(RECORDS FOR THIS TASK begins)
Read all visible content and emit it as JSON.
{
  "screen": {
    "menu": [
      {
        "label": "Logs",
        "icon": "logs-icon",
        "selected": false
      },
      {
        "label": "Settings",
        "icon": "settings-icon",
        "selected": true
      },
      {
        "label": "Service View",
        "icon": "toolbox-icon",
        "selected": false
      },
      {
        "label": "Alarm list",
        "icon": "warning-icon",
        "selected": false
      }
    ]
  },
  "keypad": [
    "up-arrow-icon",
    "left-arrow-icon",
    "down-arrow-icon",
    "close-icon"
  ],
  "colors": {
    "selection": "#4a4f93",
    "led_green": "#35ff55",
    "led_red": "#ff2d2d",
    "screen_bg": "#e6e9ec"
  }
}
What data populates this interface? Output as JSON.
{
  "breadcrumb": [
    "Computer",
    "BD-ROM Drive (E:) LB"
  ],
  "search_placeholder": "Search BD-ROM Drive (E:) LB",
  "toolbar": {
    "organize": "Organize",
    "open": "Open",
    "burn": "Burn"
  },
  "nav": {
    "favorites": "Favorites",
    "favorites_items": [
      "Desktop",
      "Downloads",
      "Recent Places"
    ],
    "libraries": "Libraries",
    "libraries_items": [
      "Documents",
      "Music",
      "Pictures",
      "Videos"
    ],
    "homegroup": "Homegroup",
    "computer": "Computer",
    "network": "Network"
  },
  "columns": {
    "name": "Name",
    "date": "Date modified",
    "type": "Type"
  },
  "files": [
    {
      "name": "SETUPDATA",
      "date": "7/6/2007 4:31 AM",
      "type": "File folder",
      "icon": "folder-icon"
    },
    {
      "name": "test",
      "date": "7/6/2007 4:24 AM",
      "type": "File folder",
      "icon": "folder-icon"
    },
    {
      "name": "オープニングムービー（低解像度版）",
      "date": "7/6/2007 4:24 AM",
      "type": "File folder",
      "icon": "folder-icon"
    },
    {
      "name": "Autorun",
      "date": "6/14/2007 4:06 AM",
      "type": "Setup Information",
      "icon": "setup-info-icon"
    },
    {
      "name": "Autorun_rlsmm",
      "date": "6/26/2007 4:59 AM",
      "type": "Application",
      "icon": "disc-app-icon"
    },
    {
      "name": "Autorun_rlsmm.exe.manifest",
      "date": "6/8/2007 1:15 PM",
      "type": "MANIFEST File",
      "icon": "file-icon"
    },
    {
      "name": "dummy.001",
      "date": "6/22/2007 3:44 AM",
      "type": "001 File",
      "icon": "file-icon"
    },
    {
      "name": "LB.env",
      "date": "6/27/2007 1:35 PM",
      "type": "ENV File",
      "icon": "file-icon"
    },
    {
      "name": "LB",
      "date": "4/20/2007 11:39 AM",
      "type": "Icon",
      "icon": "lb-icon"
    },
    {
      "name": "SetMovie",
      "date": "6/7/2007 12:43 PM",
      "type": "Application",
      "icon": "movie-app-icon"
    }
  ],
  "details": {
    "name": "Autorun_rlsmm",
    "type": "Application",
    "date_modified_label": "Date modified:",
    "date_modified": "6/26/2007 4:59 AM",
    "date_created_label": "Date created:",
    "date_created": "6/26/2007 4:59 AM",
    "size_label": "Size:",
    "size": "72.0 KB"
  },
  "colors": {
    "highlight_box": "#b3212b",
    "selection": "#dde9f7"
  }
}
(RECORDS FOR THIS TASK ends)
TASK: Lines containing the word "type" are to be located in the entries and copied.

REPLY TO THE EXERCISE:
    "type": "Type"
      "type": "File folder",
      "type": "File folder",
      "type": "File folder",
      "type": "Setup Information",
      "type": "Application",
      "type": "MANIFEST File",
      "type": "001 File",
      "type": "ENV File",
      "type": "Icon",
      "type": "Application",
    "type": "Application",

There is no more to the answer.